Largo, Maryland: (Reform Sasscer) – Burroughs’ resignation from the school board left a vacancy that has now been filled.
Prince George’s County Executive Angela Alsobrooks released a statement announcing Madeline LaSalle as the new member of the county’s school board. Madeline LaSalle will serve the remainder of former board of education member Edward Burroughs’ term, which runs until December 2024.
LaSalle currently works for Arlington Public Schools in Virginia as the coordinator of the Academic Academy, an alternative program serving students within a trauma-sensitive framework. As a first-generation college graduate, LaSalle’s passion includes social justice work, trauma-informed care and restorative practices. A licensed clinical social worker, LaSalle also is a 2011 fellow of the National Hispana Leadership Institute, the Center for Creative Leadership and the Harvard JFK School of Government Leadership Consortium. She holds a bachelor of arts degree and master of social work from the Silberman School of Social Work at Hunter College in New York City, as well as an education specialist degree and education leadership and administration certificate from George Washington University’s School of Education in Washington, D.C.

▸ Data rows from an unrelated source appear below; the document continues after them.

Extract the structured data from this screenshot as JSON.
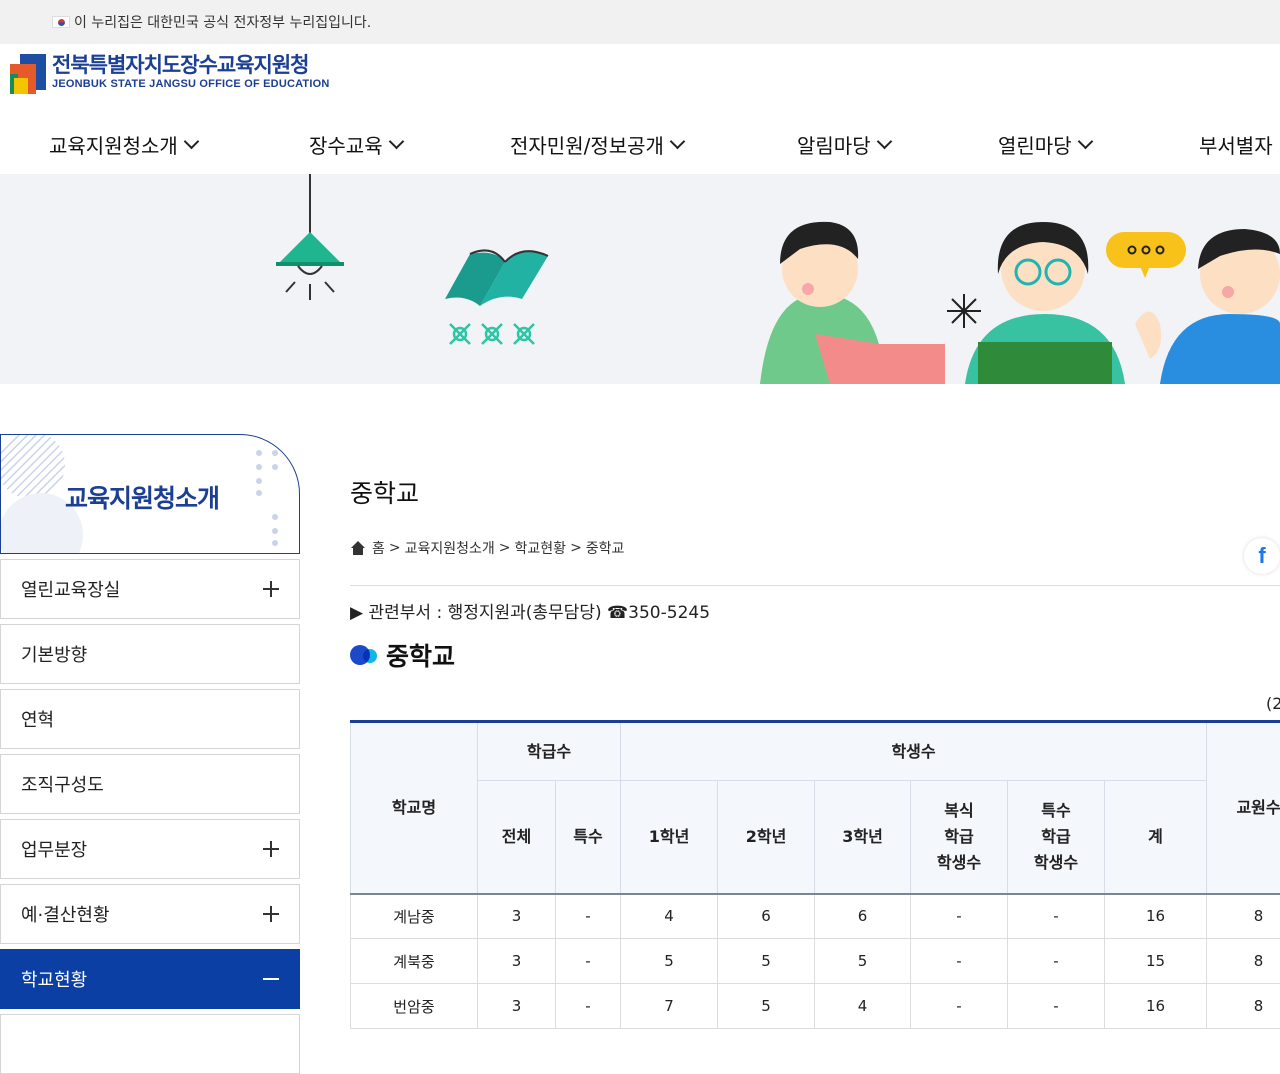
{
  "gov_banner": {
    "text": "이 누리집은 대한민국 공식 전자정부 누리집입니다."
  },
  "logo": {
    "title": "전북특별자치도장수교육지원청",
    "subtitle": "JEONBUK STATE JANGSU OFFICE OF EDUCATION"
  },
  "gnb": [
    {
      "label": "교육지원청소개"
    },
    {
      "label": "장수교육"
    },
    {
      "label": "전자민원/정보공개"
    },
    {
      "label": "알림마당"
    },
    {
      "label": "열린마당"
    },
    {
      "label": "부서별자"
    }
  ],
  "sidebar": {
    "title": "교육지원청소개",
    "items": [
      {
        "label": "열린교육장실",
        "expandable": true
      },
      {
        "label": "기본방향",
        "expandable": false
      },
      {
        "label": "연혁",
        "expandable": false
      },
      {
        "label": "조직구성도",
        "expandable": false
      },
      {
        "label": "업무분장",
        "expandable": true
      },
      {
        "label": "예·결산현황",
        "expandable": true
      },
      {
        "label": "학교현황",
        "active": true
      }
    ]
  },
  "content": {
    "page_title": "중학교",
    "breadcrumb": [
      "홈",
      "교육지원청소개",
      "학교현황",
      "중학교"
    ],
    "breadcrumb_sep": ">",
    "department": "▶ 관련부서 : 행정지원과(총무담당) ☎350-5245",
    "section_title": "중학교",
    "unit_note": "(2",
    "facebook_glyph": "f"
  },
  "table": {
    "headers": {
      "school": "학교명",
      "classes": "학급수",
      "students": "학생수",
      "teachers": "교원수",
      "total": "전체",
      "special": "특수",
      "grade1": "1학년",
      "grade2": "2학년",
      "grade3": "3학년",
      "multi": [
        "복식",
        "학급",
        "학생수"
      ],
      "special_students": [
        "특수",
        "학급",
        "학생수"
      ],
      "sum": "계"
    },
    "rows": [
      {
        "name": "계남중",
        "total": "3",
        "special": "-",
        "g1": "4",
        "g2": "6",
        "g3": "6",
        "multi": "-",
        "sp": "-",
        "sum": "16",
        "teachers": "8"
      },
      {
        "name": "계북중",
        "total": "3",
        "special": "-",
        "g1": "5",
        "g2": "5",
        "g3": "5",
        "multi": "-",
        "sp": "-",
        "sum": "15",
        "teachers": "8"
      },
      {
        "name": "번암중",
        "total": "3",
        "special": "-",
        "g1": "7",
        "g2": "5",
        "g3": "4",
        "multi": "-",
        "sp": "-",
        "sum": "16",
        "teachers": "8"
      }
    ]
  },
  "colors": {
    "brand_blue": "#1b3f94",
    "active_blue": "#0b3fa3",
    "visual_bg": "#f1f3f6"
  }
}
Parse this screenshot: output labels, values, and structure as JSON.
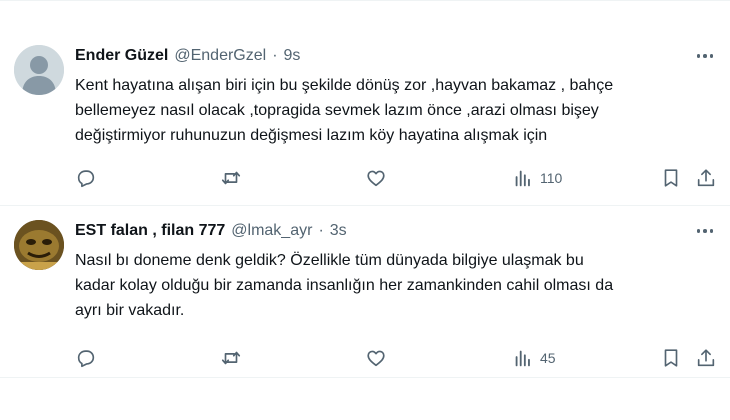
{
  "tweets": [
    {
      "name": "Ender Güzel",
      "handle": "@EnderGzel",
      "dot": "·",
      "time": "9s",
      "text": "Kent hayatına alışan biri için bu şekilde dönüş zor ,hayvan bakamaz , bahçe\nbellemeyez  nasıl olacak ,topragida sevmek lazım önce  ,arazi olması bişey\ndeğiştirmiyor ruhunuzun değişmesi lazım köy hayatina alışmak için",
      "views": "110",
      "avatar": "default-avatar"
    },
    {
      "name": "EST falan , filan 777",
      "handle": "@lmak_ayr",
      "dot": "·",
      "time": "3s",
      "text": "Nasıl bı doneme denk geldik? Özellikle tüm dünyada bilgiye ulaşmak bu\nkadar kolay olduğu bir zamanda insanlığın her zamankinden cahil olması da\nayrı bir vakadır.",
      "views": "45",
      "avatar": "photo-avatar"
    }
  ],
  "icons": [
    "reply-icon",
    "retweet-icon",
    "like-icon",
    "views-icon",
    "bookmark-icon",
    "share-icon",
    "more-icon"
  ],
  "colors": {
    "text": "#0f1419",
    "secondary": "#536471",
    "divider": "#eff3f4",
    "avatar_default": "#cfd9de"
  }
}
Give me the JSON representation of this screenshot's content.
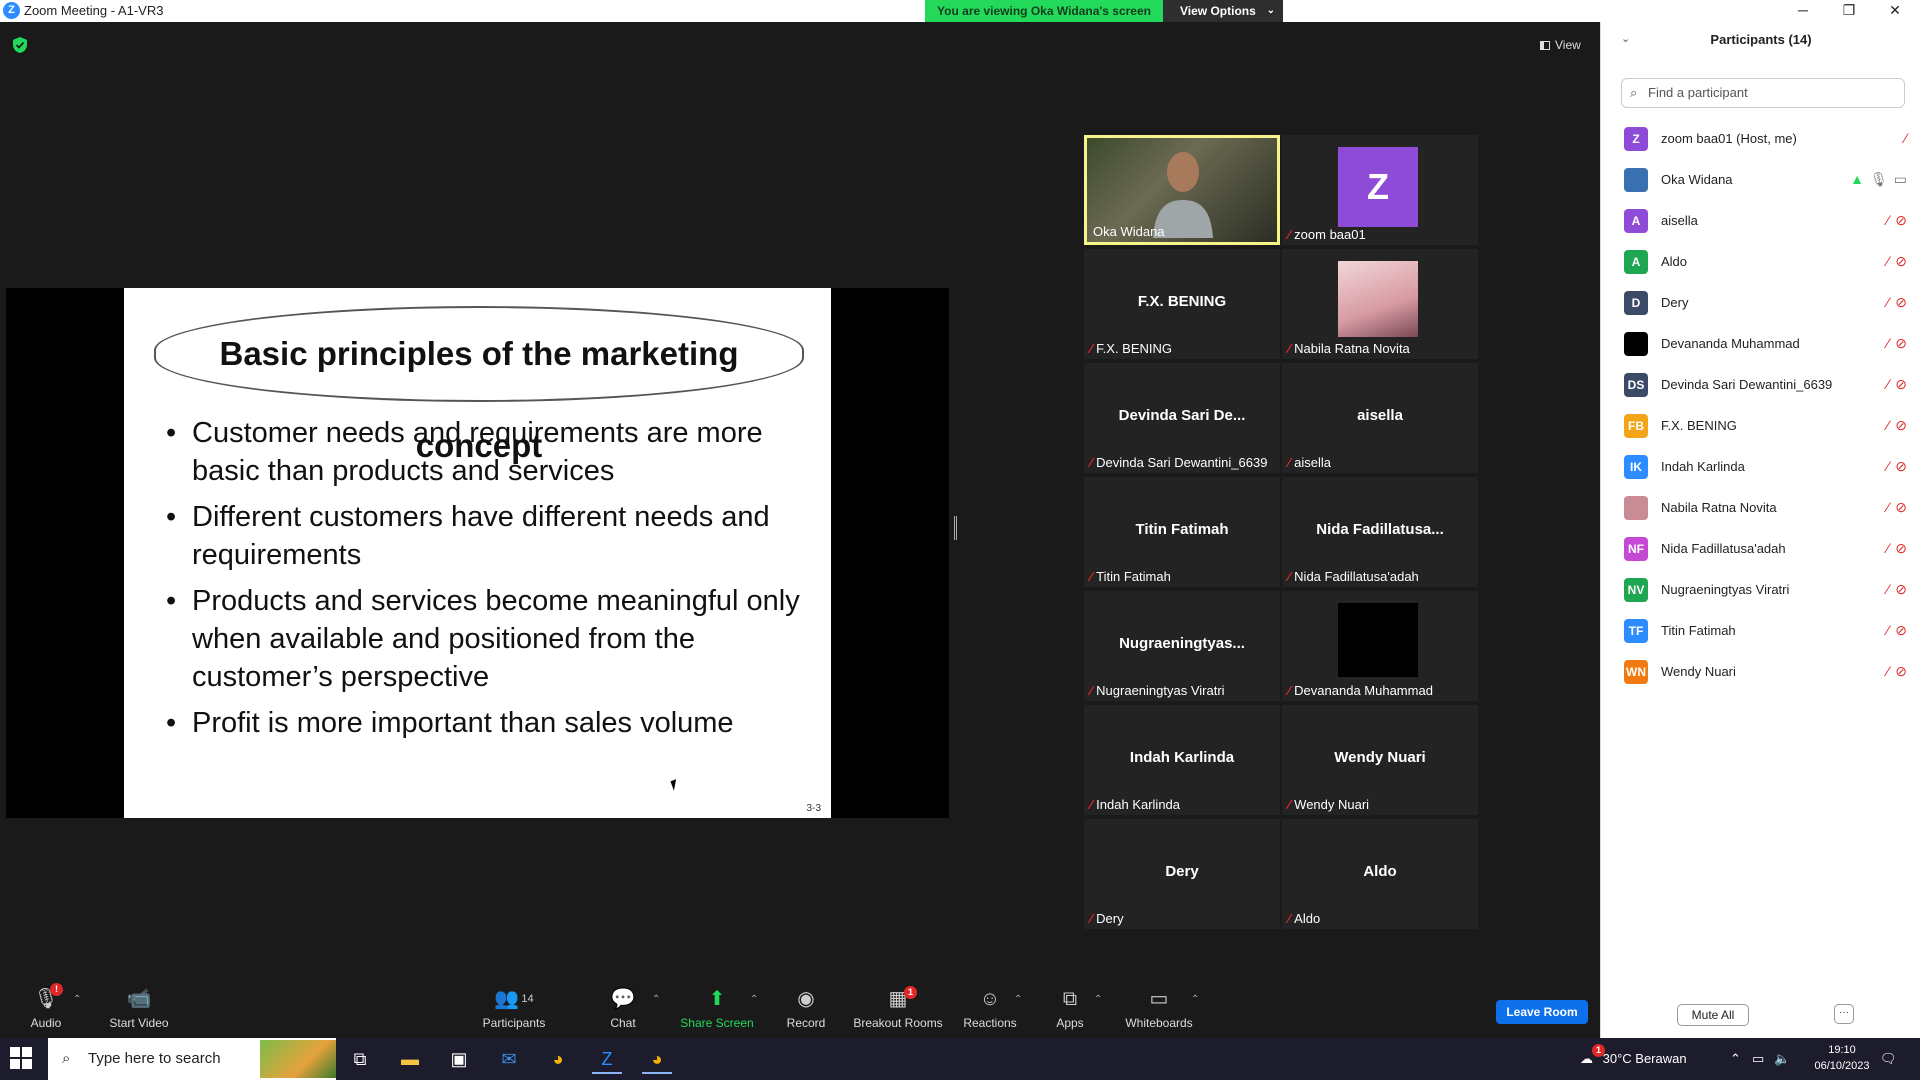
{
  "window": {
    "title": "Zoom Meeting - A1-VR3",
    "logo": "Z",
    "minimize": "─",
    "restore": "❐",
    "close": "✕"
  },
  "banner": {
    "viewing": "You are viewing Oka Widana's screen",
    "view_options": "View Options"
  },
  "view_button": "View",
  "slide": {
    "title": "Basic principles of the marketing concept",
    "bullets": [
      "Customer needs and requirements are more basic than products and services",
      "Different customers have different needs and requirements",
      "Products and services become meaningful only when available and positioned from the customer’s perspective",
      "Profit is more important than sales volume"
    ],
    "page": "3-3"
  },
  "gallery": [
    {
      "name": "",
      "label": "Oka Widana",
      "muted": false,
      "kind": "video"
    },
    {
      "name": "Z",
      "label": "zoom baa01",
      "muted": true,
      "kind": "avatar"
    },
    {
      "name": "F.X. BENING",
      "label": "F.X. BENING",
      "muted": true,
      "kind": "text"
    },
    {
      "name": "",
      "label": "Nabila Ratna Novita",
      "muted": true,
      "kind": "photo"
    },
    {
      "name": "Devinda Sari De...",
      "label": "Devinda Sari Dewantini_6639",
      "muted": true,
      "kind": "text"
    },
    {
      "name": "aisella",
      "label": "aisella",
      "muted": true,
      "kind": "text"
    },
    {
      "name": "Titin Fatimah",
      "label": "Titin Fatimah",
      "muted": true,
      "kind": "text"
    },
    {
      "name": "Nida Fadillatusa...",
      "label": "Nida Fadillatusa'adah",
      "muted": true,
      "kind": "text"
    },
    {
      "name": "Nugraeningtyas...",
      "label": "Nugraeningtyas Viratri",
      "muted": true,
      "kind": "text"
    },
    {
      "name": "",
      "label": "Devananda Muhammad",
      "muted": true,
      "kind": "black"
    },
    {
      "name": "Indah Karlinda",
      "label": "Indah Karlinda",
      "muted": true,
      "kind": "text"
    },
    {
      "name": "Wendy Nuari",
      "label": "Wendy Nuari",
      "muted": true,
      "kind": "text"
    },
    {
      "name": "Dery",
      "label": "Dery",
      "muted": true,
      "kind": "text"
    },
    {
      "name": "Aldo",
      "label": "Aldo",
      "muted": true,
      "kind": "text"
    }
  ],
  "toolbar": {
    "audio": "Audio",
    "audio_badge": "!",
    "start_video": "Start Video",
    "participants": "Participants",
    "participants_count": "14",
    "chat": "Chat",
    "share_screen": "Share Screen",
    "record": "Record",
    "breakout_rooms": "Breakout Rooms",
    "breakout_badge": "1",
    "reactions": "Reactions",
    "apps": "Apps",
    "whiteboards": "Whiteboards",
    "leave_room": "Leave Room"
  },
  "panel": {
    "title": "Participants (14)",
    "search_placeholder": "Find a participant",
    "mute_all": "Mute All",
    "more": "···",
    "participants": [
      {
        "initials": "Z",
        "name": "zoom baa01 (Host, me)",
        "color": "#8e4bd8",
        "icons": "mic-muted"
      },
      {
        "initials": "",
        "name": "Oka Widana",
        "color": "#3a6fb0",
        "icons": "share-mic-video"
      },
      {
        "initials": "A",
        "name": "aisella",
        "color": "#8e4bd8",
        "icons": "mic-muted video-off"
      },
      {
        "initials": "A",
        "name": "Aldo",
        "color": "#1ea650",
        "icons": "mic-muted video-off"
      },
      {
        "initials": "D",
        "name": "Dery",
        "color": "#3b4a66",
        "icons": "mic-muted video-off"
      },
      {
        "initials": "",
        "name": "Devananda Muhammad",
        "color": "#000000",
        "icons": "mic-muted video-off"
      },
      {
        "initials": "DS",
        "name": "Devinda Sari Dewantini_6639",
        "color": "#3b4a66",
        "icons": "mic-muted video-off"
      },
      {
        "initials": "FB",
        "name": "F.X. BENING",
        "color": "#f2a516",
        "icons": "mic-muted video-off"
      },
      {
        "initials": "IK",
        "name": "Indah Karlinda",
        "color": "#2d8cff",
        "icons": "mic-muted video-off"
      },
      {
        "initials": "",
        "name": "Nabila Ratna Novita",
        "color": "#c98b94",
        "icons": "mic-muted video-off"
      },
      {
        "initials": "NF",
        "name": "Nida Fadillatusa'adah",
        "color": "#c649d6",
        "icons": "mic-muted video-off"
      },
      {
        "initials": "NV",
        "name": "Nugraeningtyas Viratri",
        "color": "#1ea650",
        "icons": "mic-muted video-off"
      },
      {
        "initials": "TF",
        "name": "Titin Fatimah",
        "color": "#2d8cff",
        "icons": "mic-muted video-off"
      },
      {
        "initials": "WN",
        "name": "Wendy Nuari",
        "color": "#f07a12",
        "icons": "mic-muted video-off"
      }
    ]
  },
  "taskbar": {
    "search_placeholder": "Type here to search",
    "weather": "30°C  Berawan",
    "weather_badge": "1",
    "time": "19:10",
    "date": "06/10/2023"
  },
  "colors": {
    "accent": "#2d8cff",
    "banner_green": "#23d959",
    "muted_red": "#e02828",
    "active_border": "#f5f58a"
  }
}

LaSalle is the founder and current chair of the board for Latinas Leading Tomorrow, a non-profit that serves young Latinas in middle and high school.
“We are so proud to welcome Ms. LaSalle to the Prince George’s County Board of Education,” County Executive Alsobrooks said. “We remain heavily invested in the education of our children, and we are excited to have Ms. LaSalle join us in our efforts to continue to move our school system forward. Our goal is to ensure that our children can grow and thrive for years to come, and we believe that her experience in both education and social work, along with her passion for children, will make her a great addition to our board.”
Ms. LaSalle appointment comes at a sensitive time, when corruption, in particular in Prince George’s county has become a state capture, leading to polarization among county citizens: those in support of corrupt regimes (because of kickbacks and handouts) versus those opposed to them. In the presence of diametrically opposed groups in society, compromise and reasoned discussion has diminished in many ways. As a result, Policies are judged not on the basis of ideology or a project’s inherent merits, but on who the policy proponents are and what benefits competing networks can reap such as within the Board itself and elsewhere. We hope the situation will be positively changed for the better soon and not the other way around.